What is expected ->
Examine each line of the data. Copy the line if it includes the word "latin".

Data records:

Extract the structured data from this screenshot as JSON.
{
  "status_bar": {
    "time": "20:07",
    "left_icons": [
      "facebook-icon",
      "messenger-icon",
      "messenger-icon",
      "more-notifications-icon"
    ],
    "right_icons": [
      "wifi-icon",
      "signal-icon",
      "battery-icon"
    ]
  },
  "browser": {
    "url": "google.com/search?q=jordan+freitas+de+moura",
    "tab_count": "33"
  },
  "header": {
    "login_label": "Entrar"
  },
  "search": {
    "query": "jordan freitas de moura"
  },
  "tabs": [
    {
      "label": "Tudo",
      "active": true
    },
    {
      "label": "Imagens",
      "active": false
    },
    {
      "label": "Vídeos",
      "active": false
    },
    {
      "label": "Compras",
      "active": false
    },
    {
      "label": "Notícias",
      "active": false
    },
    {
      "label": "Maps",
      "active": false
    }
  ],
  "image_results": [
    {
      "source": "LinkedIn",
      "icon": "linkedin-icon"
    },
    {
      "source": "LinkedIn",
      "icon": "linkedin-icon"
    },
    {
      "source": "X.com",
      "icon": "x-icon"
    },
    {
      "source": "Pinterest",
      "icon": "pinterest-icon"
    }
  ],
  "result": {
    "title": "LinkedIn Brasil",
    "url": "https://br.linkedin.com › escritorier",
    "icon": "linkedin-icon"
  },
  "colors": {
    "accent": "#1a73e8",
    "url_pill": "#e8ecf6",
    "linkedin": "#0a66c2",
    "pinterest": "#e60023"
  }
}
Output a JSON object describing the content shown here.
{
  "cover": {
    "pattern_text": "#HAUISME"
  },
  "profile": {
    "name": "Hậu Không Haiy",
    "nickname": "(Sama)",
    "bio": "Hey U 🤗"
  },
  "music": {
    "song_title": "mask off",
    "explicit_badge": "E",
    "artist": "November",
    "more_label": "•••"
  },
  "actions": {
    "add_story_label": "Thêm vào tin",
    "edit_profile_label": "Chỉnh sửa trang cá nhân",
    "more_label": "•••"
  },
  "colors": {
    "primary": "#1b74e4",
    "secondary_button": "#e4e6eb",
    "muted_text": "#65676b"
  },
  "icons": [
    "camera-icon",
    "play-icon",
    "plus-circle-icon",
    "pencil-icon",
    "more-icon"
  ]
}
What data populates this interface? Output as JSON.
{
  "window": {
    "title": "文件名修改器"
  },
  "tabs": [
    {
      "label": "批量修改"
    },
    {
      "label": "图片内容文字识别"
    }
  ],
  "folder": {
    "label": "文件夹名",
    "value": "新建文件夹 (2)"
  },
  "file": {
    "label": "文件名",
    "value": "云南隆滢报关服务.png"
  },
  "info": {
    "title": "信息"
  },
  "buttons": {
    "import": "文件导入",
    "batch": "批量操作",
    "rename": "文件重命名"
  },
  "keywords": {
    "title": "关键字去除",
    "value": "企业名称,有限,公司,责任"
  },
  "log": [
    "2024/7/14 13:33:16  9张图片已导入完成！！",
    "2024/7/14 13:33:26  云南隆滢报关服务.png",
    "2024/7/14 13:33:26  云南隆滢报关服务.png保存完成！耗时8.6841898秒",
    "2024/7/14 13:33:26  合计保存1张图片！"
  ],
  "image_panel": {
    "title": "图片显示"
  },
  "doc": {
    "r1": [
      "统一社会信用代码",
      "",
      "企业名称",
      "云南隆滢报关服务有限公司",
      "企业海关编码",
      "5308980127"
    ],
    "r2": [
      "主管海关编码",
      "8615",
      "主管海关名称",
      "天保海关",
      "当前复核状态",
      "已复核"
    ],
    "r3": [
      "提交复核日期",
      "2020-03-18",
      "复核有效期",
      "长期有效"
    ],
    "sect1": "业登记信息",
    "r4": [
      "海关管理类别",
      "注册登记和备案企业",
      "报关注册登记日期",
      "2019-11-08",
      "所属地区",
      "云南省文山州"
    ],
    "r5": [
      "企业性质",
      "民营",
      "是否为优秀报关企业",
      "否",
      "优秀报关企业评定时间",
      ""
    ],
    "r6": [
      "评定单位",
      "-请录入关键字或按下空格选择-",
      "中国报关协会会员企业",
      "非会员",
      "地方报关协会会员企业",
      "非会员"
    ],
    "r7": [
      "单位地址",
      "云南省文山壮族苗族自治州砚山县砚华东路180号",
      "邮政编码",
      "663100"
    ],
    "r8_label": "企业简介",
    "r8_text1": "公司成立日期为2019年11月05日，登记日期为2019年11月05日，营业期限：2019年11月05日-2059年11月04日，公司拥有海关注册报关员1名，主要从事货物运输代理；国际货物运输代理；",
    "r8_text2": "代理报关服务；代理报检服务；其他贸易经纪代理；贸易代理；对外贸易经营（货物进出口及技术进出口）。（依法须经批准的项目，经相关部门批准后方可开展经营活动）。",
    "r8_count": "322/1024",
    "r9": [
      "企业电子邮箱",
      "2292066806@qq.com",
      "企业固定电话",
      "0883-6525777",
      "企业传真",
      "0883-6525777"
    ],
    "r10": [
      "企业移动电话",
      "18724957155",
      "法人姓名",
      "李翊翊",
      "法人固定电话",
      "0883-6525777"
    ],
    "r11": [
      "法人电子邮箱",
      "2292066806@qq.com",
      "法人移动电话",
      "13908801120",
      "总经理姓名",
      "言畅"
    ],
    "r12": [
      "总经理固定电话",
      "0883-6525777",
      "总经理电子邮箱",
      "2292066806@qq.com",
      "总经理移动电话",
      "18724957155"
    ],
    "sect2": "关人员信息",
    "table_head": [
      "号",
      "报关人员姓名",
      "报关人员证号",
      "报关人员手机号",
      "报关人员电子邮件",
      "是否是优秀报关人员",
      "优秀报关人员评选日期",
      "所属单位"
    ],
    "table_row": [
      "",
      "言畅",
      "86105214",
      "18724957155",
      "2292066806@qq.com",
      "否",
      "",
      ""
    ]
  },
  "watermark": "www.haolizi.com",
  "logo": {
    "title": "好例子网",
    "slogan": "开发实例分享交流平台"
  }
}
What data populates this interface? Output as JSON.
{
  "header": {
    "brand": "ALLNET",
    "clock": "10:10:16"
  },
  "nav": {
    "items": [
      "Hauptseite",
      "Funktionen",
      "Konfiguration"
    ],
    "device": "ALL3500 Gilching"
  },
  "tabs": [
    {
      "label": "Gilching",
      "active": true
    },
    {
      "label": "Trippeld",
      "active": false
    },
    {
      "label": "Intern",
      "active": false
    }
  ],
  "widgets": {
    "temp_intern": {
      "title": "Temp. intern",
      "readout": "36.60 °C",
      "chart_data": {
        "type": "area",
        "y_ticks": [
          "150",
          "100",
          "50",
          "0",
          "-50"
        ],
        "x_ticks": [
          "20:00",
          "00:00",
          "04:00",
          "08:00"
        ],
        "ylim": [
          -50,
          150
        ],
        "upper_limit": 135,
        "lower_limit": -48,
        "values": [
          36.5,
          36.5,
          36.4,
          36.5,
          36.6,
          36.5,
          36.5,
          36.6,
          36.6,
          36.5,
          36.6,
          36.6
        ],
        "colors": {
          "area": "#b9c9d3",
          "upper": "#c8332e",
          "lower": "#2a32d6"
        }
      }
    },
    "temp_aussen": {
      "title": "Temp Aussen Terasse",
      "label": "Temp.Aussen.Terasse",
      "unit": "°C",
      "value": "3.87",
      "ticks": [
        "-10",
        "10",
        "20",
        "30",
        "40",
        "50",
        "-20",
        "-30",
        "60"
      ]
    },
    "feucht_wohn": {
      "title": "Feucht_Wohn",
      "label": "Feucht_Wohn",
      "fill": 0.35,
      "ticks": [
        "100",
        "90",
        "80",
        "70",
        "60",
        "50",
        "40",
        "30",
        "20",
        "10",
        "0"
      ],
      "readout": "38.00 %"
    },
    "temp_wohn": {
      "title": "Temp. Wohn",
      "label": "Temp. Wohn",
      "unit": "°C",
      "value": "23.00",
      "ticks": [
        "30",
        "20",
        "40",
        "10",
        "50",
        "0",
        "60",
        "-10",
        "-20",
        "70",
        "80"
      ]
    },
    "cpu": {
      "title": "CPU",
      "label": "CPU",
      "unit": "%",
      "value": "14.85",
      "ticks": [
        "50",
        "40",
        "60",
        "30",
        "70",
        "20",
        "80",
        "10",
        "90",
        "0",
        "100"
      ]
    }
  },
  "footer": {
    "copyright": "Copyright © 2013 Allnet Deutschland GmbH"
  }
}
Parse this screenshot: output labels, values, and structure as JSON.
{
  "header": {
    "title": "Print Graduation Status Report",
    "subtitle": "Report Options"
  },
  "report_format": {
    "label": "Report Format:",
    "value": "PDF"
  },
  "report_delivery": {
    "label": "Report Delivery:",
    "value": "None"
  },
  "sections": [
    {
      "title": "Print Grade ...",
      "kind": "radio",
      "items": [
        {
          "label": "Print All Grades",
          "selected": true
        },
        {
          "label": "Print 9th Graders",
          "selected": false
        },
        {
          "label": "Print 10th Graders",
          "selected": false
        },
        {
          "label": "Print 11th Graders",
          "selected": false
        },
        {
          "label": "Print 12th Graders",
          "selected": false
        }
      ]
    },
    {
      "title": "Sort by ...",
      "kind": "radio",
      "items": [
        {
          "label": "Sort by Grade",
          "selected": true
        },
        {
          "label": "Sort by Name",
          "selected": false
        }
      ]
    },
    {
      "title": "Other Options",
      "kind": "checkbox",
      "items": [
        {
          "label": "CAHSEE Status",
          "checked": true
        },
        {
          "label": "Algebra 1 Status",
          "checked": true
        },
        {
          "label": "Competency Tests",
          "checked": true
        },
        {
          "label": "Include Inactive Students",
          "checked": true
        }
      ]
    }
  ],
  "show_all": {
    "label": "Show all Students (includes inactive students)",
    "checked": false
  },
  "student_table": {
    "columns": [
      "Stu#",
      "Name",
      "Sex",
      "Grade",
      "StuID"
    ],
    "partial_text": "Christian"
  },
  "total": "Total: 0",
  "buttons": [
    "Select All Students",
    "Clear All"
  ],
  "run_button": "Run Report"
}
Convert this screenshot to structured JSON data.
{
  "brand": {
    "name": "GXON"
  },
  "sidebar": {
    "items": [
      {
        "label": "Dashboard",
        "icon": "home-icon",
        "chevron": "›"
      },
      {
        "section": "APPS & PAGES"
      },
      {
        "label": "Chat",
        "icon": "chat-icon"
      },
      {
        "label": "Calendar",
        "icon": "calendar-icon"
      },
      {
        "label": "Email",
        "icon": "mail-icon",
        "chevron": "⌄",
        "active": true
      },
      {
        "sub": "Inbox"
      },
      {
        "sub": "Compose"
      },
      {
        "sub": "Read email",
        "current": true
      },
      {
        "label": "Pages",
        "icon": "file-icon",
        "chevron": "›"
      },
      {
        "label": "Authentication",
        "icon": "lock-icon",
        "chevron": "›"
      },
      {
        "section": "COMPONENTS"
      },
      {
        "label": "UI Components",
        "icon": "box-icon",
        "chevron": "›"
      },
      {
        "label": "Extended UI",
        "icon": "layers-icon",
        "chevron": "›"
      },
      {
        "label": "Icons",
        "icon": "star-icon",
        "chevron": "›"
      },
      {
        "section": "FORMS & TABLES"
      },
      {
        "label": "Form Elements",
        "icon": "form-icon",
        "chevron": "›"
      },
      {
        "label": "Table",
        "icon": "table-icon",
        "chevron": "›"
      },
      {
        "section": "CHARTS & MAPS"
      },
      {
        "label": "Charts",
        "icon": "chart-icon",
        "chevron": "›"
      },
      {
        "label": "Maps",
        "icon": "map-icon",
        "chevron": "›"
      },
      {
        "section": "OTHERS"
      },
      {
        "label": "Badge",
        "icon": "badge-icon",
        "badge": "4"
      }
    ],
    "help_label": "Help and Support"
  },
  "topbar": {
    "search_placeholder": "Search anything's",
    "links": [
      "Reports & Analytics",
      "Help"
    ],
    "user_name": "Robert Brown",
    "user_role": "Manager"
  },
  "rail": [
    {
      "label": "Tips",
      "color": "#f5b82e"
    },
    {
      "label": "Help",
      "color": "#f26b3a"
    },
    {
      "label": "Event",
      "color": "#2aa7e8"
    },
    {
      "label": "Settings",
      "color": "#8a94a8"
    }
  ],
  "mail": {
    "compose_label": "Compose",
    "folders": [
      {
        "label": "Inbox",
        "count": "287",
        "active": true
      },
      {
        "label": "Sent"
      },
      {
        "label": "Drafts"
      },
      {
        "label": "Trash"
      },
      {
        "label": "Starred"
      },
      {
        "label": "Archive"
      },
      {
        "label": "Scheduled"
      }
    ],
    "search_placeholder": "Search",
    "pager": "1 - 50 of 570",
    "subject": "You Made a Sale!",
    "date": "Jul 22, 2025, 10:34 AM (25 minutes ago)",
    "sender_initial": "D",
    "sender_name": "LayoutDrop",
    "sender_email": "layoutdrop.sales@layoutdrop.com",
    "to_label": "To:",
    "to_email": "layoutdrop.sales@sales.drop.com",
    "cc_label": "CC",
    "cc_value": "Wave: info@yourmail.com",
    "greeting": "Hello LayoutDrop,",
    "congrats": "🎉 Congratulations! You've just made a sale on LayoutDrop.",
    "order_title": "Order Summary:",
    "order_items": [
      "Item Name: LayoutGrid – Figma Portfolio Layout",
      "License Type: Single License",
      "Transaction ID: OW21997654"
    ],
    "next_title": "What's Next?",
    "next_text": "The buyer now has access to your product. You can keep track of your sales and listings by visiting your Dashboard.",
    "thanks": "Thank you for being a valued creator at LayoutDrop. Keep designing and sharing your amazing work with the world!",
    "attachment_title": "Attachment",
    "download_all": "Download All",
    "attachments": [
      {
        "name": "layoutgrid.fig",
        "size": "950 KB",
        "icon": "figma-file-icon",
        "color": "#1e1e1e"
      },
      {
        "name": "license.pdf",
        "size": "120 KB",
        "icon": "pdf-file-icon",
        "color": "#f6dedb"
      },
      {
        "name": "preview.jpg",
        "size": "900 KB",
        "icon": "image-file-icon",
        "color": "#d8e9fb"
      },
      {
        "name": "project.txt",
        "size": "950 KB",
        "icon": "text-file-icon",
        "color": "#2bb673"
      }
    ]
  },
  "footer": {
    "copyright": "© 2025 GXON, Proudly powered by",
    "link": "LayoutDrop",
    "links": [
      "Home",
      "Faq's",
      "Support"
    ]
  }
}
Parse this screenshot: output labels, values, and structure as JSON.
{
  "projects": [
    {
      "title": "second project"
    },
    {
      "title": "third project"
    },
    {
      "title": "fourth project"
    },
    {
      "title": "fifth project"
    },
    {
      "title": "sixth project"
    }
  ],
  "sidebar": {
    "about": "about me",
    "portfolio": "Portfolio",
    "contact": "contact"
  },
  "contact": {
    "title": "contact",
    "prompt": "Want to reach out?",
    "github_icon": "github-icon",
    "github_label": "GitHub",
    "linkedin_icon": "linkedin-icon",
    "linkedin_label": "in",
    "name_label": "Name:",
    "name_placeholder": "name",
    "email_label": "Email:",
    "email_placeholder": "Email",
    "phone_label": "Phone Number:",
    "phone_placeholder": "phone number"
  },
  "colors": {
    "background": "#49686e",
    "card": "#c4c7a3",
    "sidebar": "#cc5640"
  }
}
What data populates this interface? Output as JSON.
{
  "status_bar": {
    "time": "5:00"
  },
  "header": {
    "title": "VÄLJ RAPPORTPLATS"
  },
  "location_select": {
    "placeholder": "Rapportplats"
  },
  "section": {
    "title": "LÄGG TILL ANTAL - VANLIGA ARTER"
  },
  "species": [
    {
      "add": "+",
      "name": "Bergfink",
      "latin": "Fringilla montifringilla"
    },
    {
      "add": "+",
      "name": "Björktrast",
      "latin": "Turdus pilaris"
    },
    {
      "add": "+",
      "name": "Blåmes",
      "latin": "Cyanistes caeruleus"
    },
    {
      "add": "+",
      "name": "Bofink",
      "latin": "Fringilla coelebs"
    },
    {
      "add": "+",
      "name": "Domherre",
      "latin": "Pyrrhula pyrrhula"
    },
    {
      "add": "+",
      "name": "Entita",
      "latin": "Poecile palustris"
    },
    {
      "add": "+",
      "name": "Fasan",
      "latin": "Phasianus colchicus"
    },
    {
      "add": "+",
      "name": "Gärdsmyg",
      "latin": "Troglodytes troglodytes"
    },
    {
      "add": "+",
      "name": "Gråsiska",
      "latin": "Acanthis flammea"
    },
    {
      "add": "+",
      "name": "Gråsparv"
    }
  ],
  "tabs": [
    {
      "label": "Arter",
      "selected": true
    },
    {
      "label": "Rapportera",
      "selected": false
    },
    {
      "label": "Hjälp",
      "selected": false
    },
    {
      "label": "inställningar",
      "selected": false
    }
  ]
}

Solved problem ->
      "latin": "Fringilla montifringilla"
      "latin": "Turdus pilaris"
      "latin": "Cyanistes caeruleus"
      "latin": "Fringilla coelebs"
      "latin": "Pyrrhula pyrrhula"
      "latin": "Poecile palustris"
      "latin": "Phasianus colchicus"
      "latin": "Troglodytes troglodytes"
      "latin": "Acanthis flammea"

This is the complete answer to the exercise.